▶ [INSTRUCTIONS FOR THE TASK] With the pictures removed, reproduce exactly the lines from the one that contains "Enumerate this screenshot's" through the last line of the entries below.

▶ [Data excerpts]

------

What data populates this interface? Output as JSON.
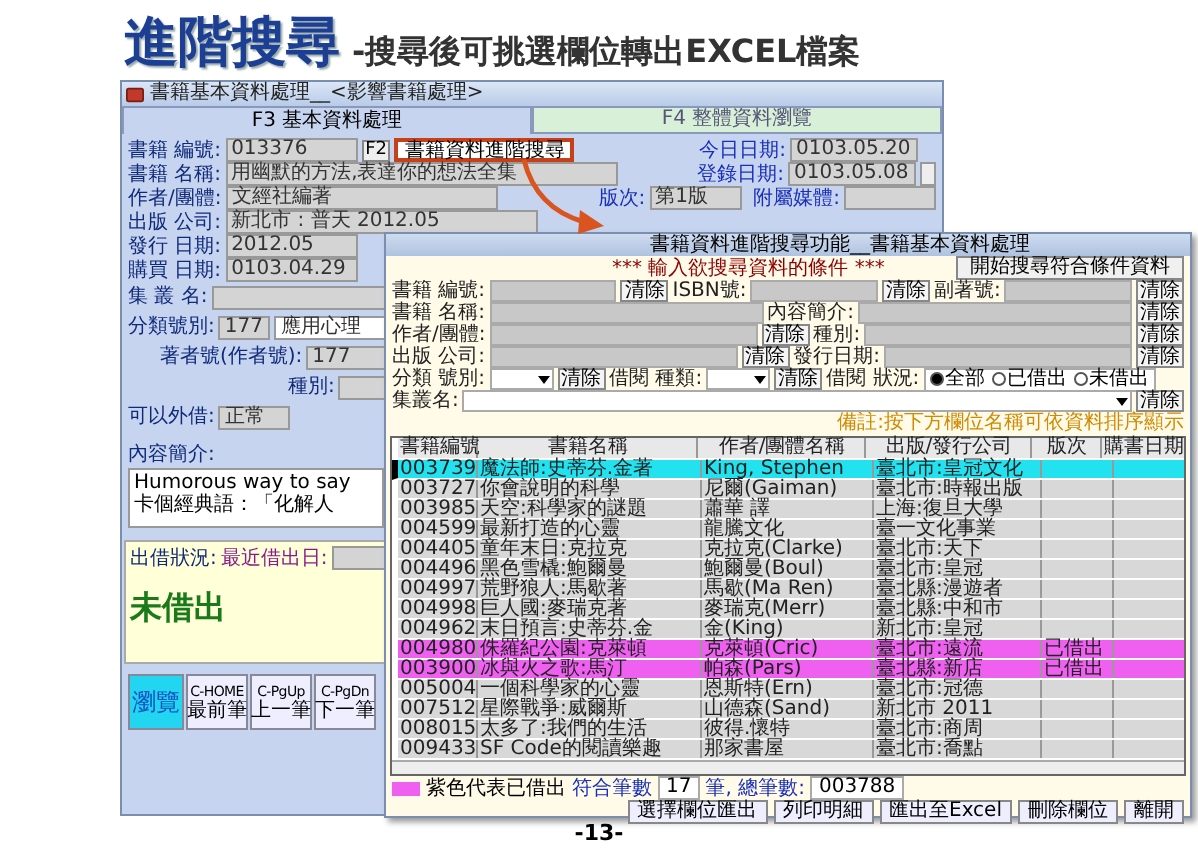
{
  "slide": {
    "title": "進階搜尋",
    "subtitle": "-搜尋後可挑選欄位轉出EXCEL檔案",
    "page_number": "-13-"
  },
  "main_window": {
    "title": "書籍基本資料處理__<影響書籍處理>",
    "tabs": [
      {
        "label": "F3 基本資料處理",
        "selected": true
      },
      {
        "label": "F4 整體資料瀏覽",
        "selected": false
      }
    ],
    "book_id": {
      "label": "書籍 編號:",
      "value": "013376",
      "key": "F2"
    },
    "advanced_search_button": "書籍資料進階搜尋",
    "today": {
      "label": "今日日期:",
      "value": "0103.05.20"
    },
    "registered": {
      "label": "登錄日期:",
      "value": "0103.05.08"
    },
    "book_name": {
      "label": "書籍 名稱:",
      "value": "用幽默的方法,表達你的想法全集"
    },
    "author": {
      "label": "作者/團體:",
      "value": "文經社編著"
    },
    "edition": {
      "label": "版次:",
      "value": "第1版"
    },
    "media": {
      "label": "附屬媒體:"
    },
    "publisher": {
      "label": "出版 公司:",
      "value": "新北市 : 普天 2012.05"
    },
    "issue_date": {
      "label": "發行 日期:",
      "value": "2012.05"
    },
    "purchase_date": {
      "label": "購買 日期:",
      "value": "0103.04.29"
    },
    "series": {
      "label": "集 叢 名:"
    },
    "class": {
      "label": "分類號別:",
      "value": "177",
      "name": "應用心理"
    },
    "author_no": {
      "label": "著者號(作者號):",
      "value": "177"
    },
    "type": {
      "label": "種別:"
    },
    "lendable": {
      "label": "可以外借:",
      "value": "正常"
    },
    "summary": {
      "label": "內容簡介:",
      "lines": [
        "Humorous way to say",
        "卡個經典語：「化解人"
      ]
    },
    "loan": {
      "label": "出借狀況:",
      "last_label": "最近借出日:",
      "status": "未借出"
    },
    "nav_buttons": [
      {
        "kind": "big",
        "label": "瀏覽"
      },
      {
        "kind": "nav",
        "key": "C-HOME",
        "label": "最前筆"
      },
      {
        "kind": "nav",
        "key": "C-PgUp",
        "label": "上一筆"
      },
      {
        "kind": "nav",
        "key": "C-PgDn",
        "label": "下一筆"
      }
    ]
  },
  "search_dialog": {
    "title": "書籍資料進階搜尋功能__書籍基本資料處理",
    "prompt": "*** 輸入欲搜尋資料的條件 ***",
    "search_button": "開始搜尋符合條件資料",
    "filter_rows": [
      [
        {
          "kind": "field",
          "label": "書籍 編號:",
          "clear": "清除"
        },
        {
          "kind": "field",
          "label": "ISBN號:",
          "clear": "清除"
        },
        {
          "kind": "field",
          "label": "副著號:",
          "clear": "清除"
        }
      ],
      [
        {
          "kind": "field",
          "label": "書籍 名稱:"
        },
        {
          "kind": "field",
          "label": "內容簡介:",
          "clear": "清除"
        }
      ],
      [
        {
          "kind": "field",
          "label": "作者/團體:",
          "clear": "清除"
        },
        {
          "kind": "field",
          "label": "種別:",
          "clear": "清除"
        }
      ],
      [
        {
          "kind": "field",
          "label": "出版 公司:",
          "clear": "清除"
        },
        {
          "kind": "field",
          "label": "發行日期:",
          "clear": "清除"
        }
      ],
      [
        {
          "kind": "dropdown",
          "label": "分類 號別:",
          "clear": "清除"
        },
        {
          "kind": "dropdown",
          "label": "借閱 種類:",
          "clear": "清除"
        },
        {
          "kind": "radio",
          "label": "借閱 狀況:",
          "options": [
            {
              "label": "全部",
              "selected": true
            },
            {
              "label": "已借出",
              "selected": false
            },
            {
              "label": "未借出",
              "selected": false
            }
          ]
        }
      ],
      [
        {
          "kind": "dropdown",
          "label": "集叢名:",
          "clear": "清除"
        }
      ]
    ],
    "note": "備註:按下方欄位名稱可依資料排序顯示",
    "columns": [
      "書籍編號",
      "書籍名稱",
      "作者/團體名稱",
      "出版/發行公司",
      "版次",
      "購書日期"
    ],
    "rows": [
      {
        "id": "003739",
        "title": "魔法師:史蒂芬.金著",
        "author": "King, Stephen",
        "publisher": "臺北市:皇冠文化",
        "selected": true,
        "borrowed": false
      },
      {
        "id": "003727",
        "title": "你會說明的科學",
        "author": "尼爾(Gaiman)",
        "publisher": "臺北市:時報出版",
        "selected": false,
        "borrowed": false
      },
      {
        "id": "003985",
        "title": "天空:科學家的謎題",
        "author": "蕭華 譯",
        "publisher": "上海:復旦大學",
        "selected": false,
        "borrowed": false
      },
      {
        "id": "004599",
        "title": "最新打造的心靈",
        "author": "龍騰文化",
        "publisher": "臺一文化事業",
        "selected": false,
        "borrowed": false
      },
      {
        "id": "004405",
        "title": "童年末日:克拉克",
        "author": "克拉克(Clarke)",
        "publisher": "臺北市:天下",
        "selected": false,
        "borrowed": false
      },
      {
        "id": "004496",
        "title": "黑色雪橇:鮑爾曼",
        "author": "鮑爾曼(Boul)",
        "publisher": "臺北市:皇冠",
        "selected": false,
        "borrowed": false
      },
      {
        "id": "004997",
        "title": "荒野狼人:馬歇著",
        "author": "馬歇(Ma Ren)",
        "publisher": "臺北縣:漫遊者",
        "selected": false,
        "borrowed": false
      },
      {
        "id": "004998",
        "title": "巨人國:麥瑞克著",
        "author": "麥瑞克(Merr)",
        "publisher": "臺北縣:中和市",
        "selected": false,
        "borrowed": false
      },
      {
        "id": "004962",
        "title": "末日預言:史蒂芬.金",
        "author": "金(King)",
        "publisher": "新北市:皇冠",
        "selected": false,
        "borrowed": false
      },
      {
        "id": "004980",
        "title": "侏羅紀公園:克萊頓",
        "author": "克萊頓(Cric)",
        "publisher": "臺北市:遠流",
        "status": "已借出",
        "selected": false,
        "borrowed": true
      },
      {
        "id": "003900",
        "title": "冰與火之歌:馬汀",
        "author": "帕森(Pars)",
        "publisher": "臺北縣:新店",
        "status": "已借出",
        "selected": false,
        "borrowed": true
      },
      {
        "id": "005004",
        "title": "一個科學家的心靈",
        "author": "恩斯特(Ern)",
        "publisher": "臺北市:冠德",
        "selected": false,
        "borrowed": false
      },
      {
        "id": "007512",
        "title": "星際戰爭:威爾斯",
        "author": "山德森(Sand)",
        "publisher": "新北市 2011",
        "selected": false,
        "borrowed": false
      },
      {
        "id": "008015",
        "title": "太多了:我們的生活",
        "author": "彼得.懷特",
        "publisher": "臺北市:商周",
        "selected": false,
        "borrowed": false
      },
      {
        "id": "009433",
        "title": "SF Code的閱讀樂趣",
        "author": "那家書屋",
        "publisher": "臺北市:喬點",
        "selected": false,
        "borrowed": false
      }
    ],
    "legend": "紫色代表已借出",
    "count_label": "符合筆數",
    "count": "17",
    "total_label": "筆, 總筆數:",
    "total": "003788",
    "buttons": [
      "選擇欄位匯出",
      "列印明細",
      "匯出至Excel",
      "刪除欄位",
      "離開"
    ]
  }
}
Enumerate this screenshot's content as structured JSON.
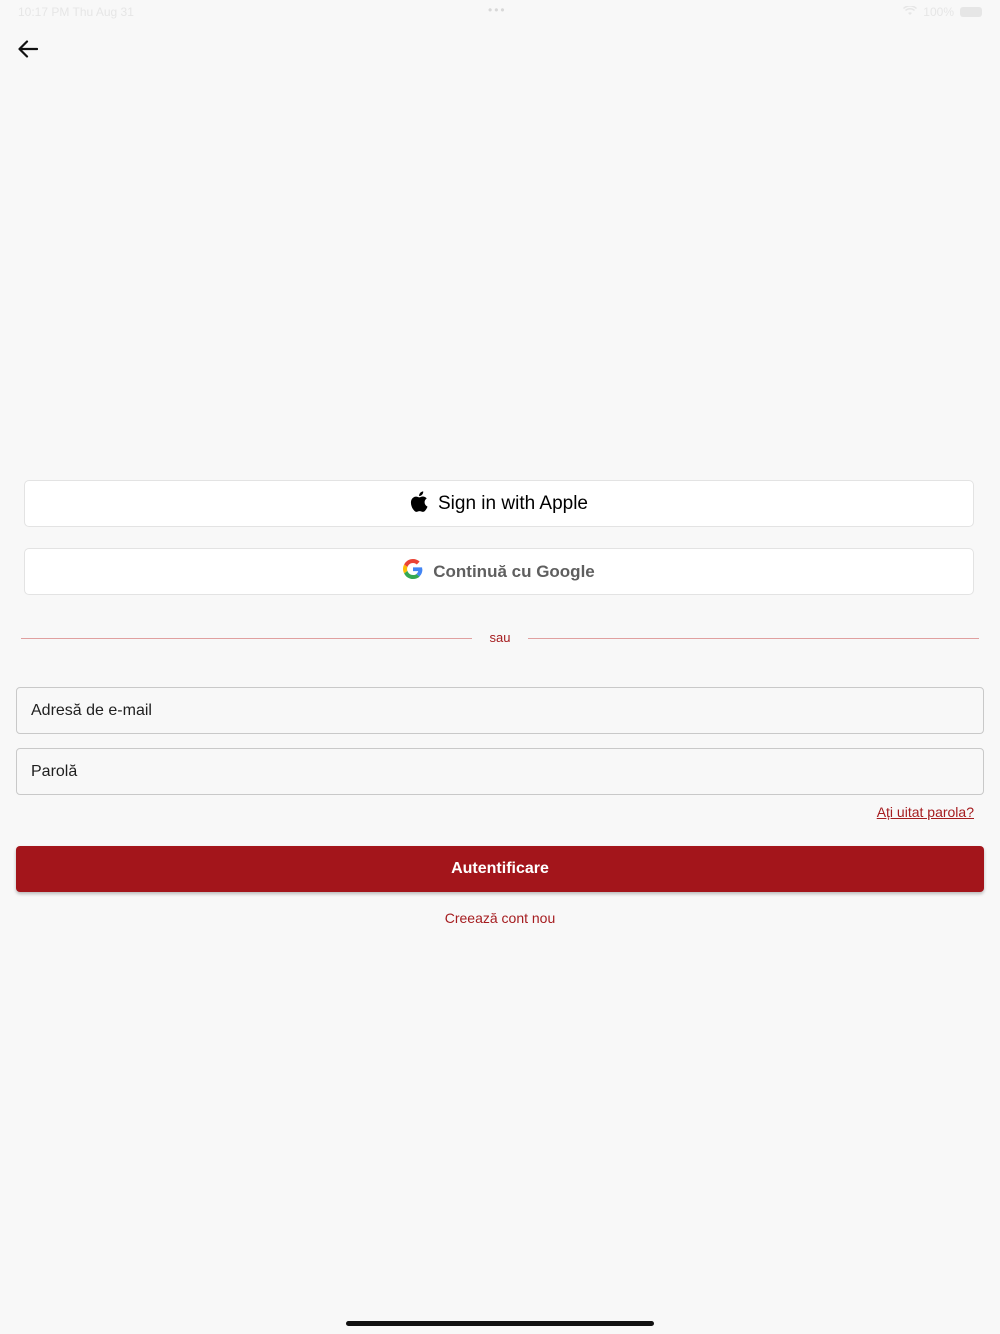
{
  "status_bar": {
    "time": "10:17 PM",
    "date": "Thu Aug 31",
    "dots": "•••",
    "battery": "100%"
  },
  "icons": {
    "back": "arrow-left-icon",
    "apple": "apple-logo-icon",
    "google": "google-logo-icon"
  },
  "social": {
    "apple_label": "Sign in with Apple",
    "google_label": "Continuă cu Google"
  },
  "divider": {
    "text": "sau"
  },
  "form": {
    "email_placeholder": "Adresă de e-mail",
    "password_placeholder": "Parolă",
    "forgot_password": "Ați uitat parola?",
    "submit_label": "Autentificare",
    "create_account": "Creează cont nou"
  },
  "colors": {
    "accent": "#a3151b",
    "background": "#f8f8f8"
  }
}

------

▶ [ANSWER BELOW]
Enumerate this screenshot's content as structured JSON.
{
  "status_bar": {
    "time": "10:17 PM",
    "date": "Thu Aug 31",
    "dots": "•••",
    "battery": "100%"
  },
  "icons": {
    "back": "arrow-left-icon",
    "apple": "apple-logo-icon",
    "google": "google-logo-icon"
  },
  "social": {
    "apple_label": "Sign in with Apple",
    "google_label": "Continuă cu Google"
  },
  "divider": {
    "text": "sau"
  },
  "form": {
    "email_placeholder": "Adresă de e-mail",
    "password_placeholder": "Parolă",
    "forgot_password": "Ați uitat parola?",
    "submit_label": "Autentificare",
    "create_account": "Creează cont nou"
  },
  "colors": {
    "accent": "#a3151b",
    "background": "#f8f8f8"
  }
}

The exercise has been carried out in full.